EXERCISE PROMPT:
Each line below with the string "amount" should be copied.

- - -

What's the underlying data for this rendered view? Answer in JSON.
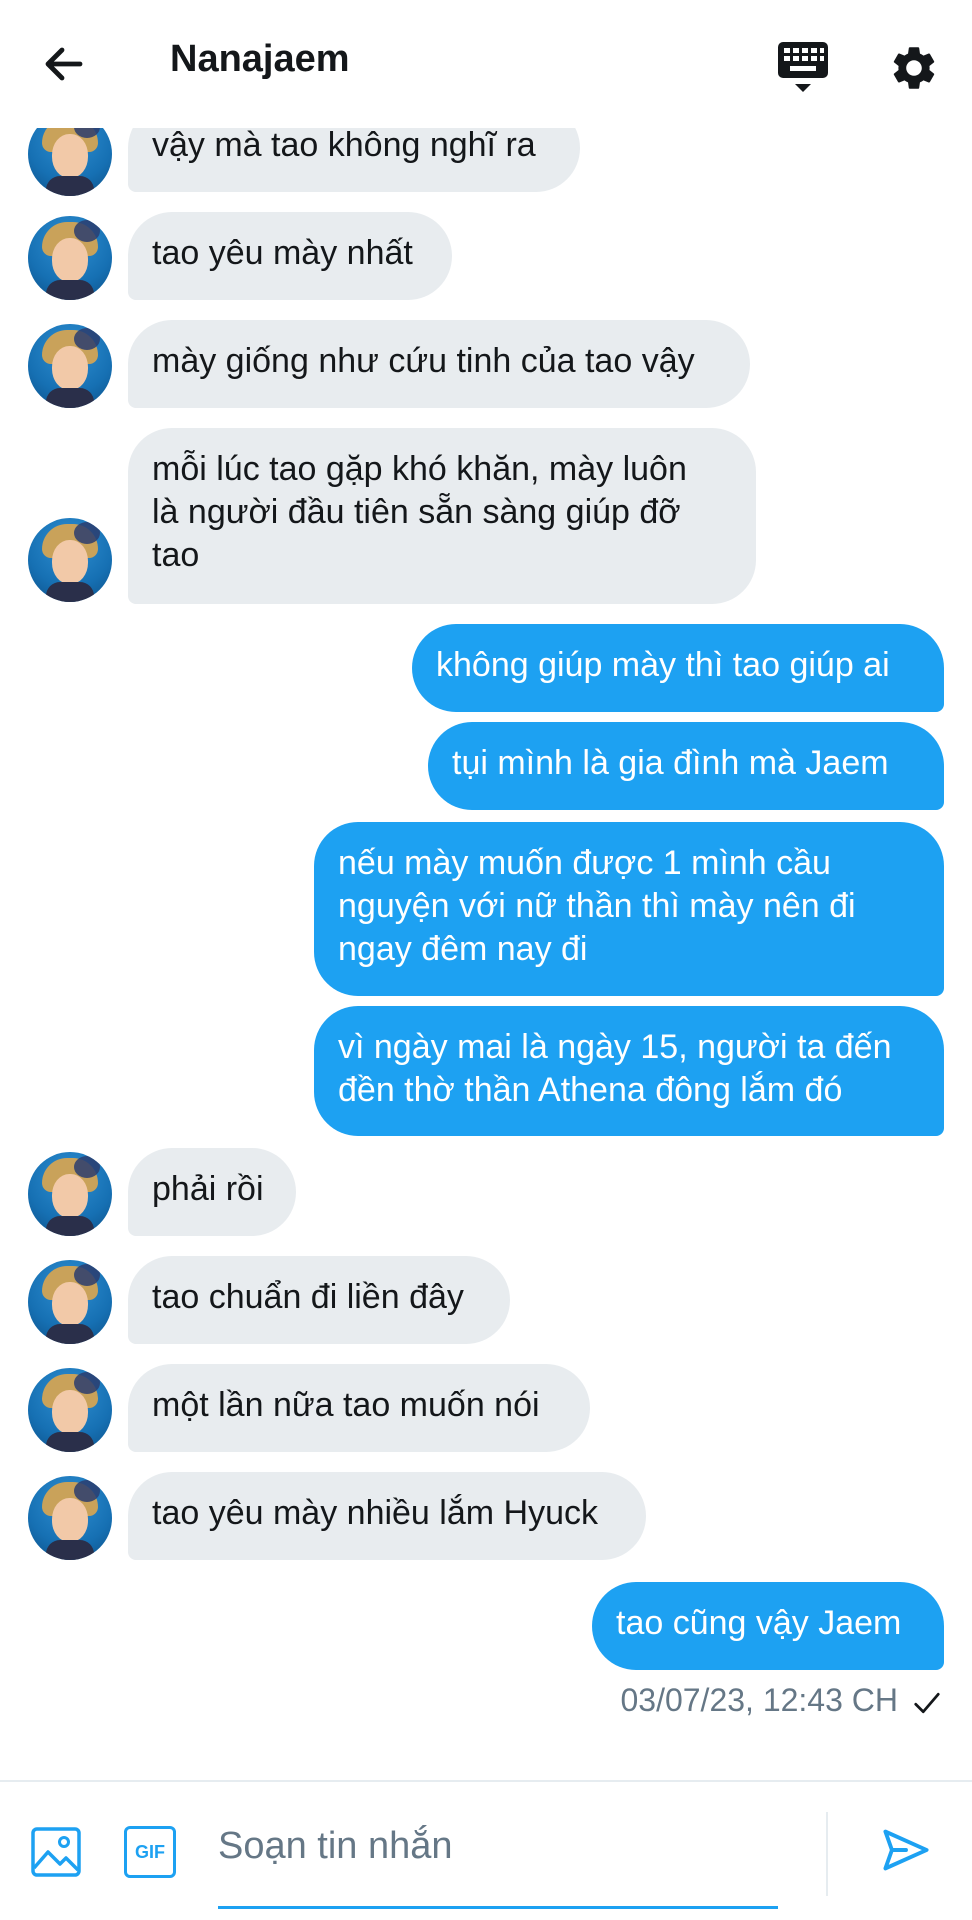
{
  "header": {
    "title": "Nanajaem",
    "back_icon": "arrow-left-icon",
    "keyboard_icon": "keyboard-icon",
    "settings_icon": "gear-icon"
  },
  "messages": [
    {
      "sender": "them",
      "text": "vậy mà tao không nghĩ ra"
    },
    {
      "sender": "them",
      "text": "tao yêu mày nhất"
    },
    {
      "sender": "them",
      "text": "mày giống như cứu tinh của tao vậy"
    },
    {
      "sender": "them",
      "lines": [
        "mỗi lúc tao gặp khó khăn, mày luôn",
        "là người đầu tiên sẵn sàng giúp đỡ",
        "tao"
      ]
    },
    {
      "sender": "me",
      "text": "không giúp mày thì tao giúp ai"
    },
    {
      "sender": "me",
      "text": "tụi mình là gia đình mà Jaem"
    },
    {
      "sender": "me",
      "lines": [
        "nếu mày muốn được 1 mình cầu",
        "nguyện với nữ thần thì mày nên đi",
        "ngay đêm nay đi"
      ]
    },
    {
      "sender": "me",
      "lines": [
        "vì ngày mai là ngày 15, người ta đến",
        "đền thờ thần Athena đông lắm đó"
      ]
    },
    {
      "sender": "them",
      "text": "phải rồi"
    },
    {
      "sender": "them",
      "text": "tao chuẩn đi liền đây"
    },
    {
      "sender": "them",
      "text": "một lần nữa tao muốn nói"
    },
    {
      "sender": "them",
      "text": "tao yêu mày nhiều lắm Hyuck"
    },
    {
      "sender": "me",
      "text": "tao cũng vậy Jaem"
    }
  ],
  "status": {
    "timestamp": "03/07/23, 12:43 CH",
    "read_icon": "checkmark-icon"
  },
  "composer": {
    "placeholder": "Soạn tin nhắn",
    "value": "",
    "image_icon": "image-icon",
    "gif_label": "GIF",
    "send_icon": "send-icon"
  },
  "colors": {
    "accent": "#1da1f2",
    "incoming_bubble": "#e8ecef",
    "text": "#14171a",
    "muted": "#657786"
  }
}
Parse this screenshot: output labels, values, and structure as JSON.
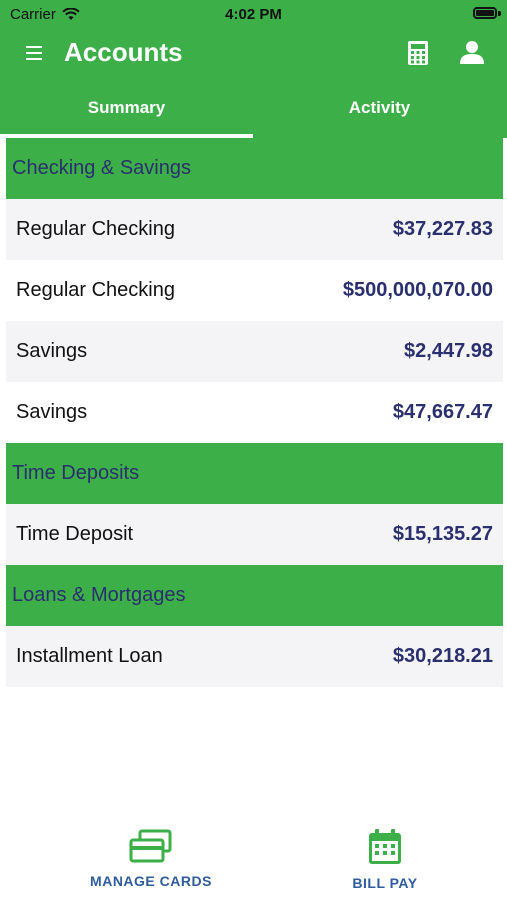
{
  "status_bar": {
    "carrier": "Carrier",
    "time": "4:02 PM"
  },
  "header": {
    "title": "Accounts"
  },
  "tabs": [
    {
      "label": "Summary",
      "selected": true
    },
    {
      "label": "Activity",
      "selected": false
    }
  ],
  "colors": {
    "brand_green": "#3daf49",
    "navy": "#2a2f6e",
    "nav_blue": "#2f5c9a"
  },
  "sections": [
    {
      "title": "Checking & Savings",
      "accounts": [
        {
          "name": "Regular Checking",
          "amount": "$37,227.83"
        },
        {
          "name": "Regular Checking",
          "amount": "$500,000,070.00"
        },
        {
          "name": "Savings",
          "amount": "$2,447.98"
        },
        {
          "name": "Savings",
          "amount": "$47,667.47"
        }
      ]
    },
    {
      "title": "Time Deposits",
      "accounts": [
        {
          "name": "Time Deposit",
          "amount": "$15,135.27"
        }
      ]
    },
    {
      "title": "Loans & Mortgages",
      "accounts": [
        {
          "name": "Installment Loan",
          "amount": "$30,218.21"
        }
      ]
    }
  ],
  "bottom_nav": [
    {
      "label": "MANAGE CARDS",
      "icon": "credit-cards-icon"
    },
    {
      "label": "BILL PAY",
      "icon": "calendar-icon"
    }
  ]
}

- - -

PROBLEM SOLUTION:
          "amount": "$37,227.83"
          "amount": "$500,000,070.00"
          "amount": "$2,447.98"
          "amount": "$47,667.47"
          "amount": "$15,135.27"
          "amount": "$30,218.21"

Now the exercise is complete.